1991-2000

Krzysztof Zanussi – Ostatni krag z cyklu ‘Opowiesci weekendowe’ AKA Weekend Stories: The Last Segment (1998)

An aging ballet legend who defected to France years before returns home to Poland for the first time to appear in a charity performance, and he immediately clashes with his ex-wife, who stayed behind when he defected. Read More »

Marlon Fuentes & Bridget Yearian – Bontoc Eulogy (1995)

Quote:
Marlon E. Fuentes’ Bontoc Eulogy is a haunting, personal exploration into the filmmaker’s complex relationship with his Filipino heritage as explored through the almost unbelievable story of the 1,100 Filipino tribal natives brought to the U.S. to be a “living exhibit” at the 1904 St. Louis World’s Fair. For those who associate the famous fair with Judy Garland, clanging trolleys, and creampuff victoriana, Bontoc Eulogy offers a disturbing look at the cultural arrogance that went hand-in-hand with the Fair’s glorification of progress. The Fair was the site of the world’s largest ever “ethnological display rack,” in which hundreds of so-called primitive and savage men and women from all over the globe were exhibited in contrast to the achievements of Western civilization. Read More »

Fernando Pérez – La vida es silbar AKA Life is to Whistle (1998)

The film tells the stories of three end-of-the millennium Cubans, whose lives intersect on the Day of Santa Barbara (the African Saint Chango, ruler of destinies). Mariana, a ballerina, ponders breaking chastity vows she made to land the coveted role of Giselle; Julia has fainting spells each time she hears the word “sex,” and Elpidio, a musician, seduces a gringa tourist while Bebe, the narrator, takes us for a taxi ride along the streets of Havana. In Life Is to Whistle, Fernando Perez displays the same cinematographic lyricism that won his first film, Madagascar, the Special Recognition in Latin American Cinema award at the 1996 Sundance Film Festival. Read More »

Ulrich Seidl – Der Busenfreund AKA The Bosom Friend (1997)

A 1997 TV film. Two descriptions:

“Main character of this movie is Rene Rupnik, a former math teacher. He is forty years old and lives together with his mother in a desolate block of flats. Ever since his early youth women with big breasts have fascinated him, because they symbolise a kind of earth mother to him. He has never had an especially close relationship with his own mother; she was too ‘bony’ for him. Object of Rene’s fantasy is the actress Senta Berger, to him everything a woman should be. Standing by the blackboard and explaining the mathematical laws of sine and cosine (‘sinus’ is bosom in Latin), Rene sings the praises of the female curves and those of Santa Berger in particular. Filmmaker Ulrich Seidl let the former teacher speak freely about his obsessions and desires, intercutting his monologues with scenes from the protagonist’s day-to-day life.” Read More »

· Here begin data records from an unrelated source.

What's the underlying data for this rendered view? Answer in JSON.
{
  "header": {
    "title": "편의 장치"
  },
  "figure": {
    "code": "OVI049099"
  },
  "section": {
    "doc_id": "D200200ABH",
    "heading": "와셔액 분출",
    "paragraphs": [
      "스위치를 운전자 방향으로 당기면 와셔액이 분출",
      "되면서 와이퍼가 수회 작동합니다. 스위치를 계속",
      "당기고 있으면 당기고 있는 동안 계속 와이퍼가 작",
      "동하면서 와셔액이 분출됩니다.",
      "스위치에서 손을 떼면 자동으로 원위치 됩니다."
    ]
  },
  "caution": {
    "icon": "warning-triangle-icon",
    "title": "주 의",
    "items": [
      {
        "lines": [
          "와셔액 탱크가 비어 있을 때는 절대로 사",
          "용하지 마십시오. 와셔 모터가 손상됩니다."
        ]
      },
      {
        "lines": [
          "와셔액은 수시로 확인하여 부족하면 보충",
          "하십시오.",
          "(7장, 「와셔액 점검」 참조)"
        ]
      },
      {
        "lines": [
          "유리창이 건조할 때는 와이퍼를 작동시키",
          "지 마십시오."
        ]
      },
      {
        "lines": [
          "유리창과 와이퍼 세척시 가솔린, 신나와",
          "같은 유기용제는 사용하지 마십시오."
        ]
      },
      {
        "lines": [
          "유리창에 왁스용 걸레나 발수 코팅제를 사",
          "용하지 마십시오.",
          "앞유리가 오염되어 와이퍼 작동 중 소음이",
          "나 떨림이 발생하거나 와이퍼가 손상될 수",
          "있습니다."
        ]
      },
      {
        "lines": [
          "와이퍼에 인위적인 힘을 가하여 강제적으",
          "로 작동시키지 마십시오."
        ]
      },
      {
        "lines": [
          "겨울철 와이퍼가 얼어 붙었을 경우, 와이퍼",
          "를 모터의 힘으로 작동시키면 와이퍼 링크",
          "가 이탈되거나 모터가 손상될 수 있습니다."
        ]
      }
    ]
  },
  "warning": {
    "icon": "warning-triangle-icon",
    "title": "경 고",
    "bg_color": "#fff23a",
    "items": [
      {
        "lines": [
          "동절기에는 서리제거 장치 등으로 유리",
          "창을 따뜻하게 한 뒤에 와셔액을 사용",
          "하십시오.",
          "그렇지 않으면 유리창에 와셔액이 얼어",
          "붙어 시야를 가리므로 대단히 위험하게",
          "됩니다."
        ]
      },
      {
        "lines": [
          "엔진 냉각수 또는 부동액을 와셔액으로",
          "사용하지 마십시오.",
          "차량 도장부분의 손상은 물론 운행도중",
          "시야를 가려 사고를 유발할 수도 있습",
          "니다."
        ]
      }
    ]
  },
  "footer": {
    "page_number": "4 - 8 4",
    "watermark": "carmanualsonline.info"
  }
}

Souleymane Cissé – Waati AKA Time (1995)

Quote:
Beginning in South Africa under the apartheid regime, the film follows a young girl who flees the country after a violent confrontation with a local white landowner in which her father is killed. She settles in Abidjan, where, ten years later, she has become a university student. As part of her studies, she visits the Taureg tribe on the edge of the Sahara before at last returning to post-Apartheid South Africa. Read More »

Takashi Miike – Tengoku kara kita otoko-tachi AKA The Guys from Paradise (2000)

Quote:
Allegedly based on a number of true cases, The Guys From Paradise is a prison story set in the Phillipines against a background of corruption, drug trafficking and paedophilia. This being a Takashi Miike film however, the results are far from conventional. It’s essentially a film of two parts: the first set in a prison named “Paradise” where a small community of Japanese prisoners led by veteran criminal Yoshida (Tsutomu Yamazaki) enjoy a life of relative freedom and privilege, the second the story of their exploits outside prison walls with police and a deranged yakuza on their trail. Read More »

Kar-Wai Wong – Hua yang de nian hua (2000)

HUA YANG DE NIAN HUA, a fascinating 2m 28s montage of images Wong kar-wai pulled from a number of vintage Chinese features, most of which were considered lost until some nitrate prints were discovered in a California warehouse during the 1990s. Focusing on the popular actresses of the time, the short’s lovely vintage costumes and imagery perfectly compliment the look and feel of the main feature. Unfortunately, the transfer (provided to Criterion by Wong’s company, Block 2 Pictures) is framed too tightly on top, bisecting a number of heads. Read More »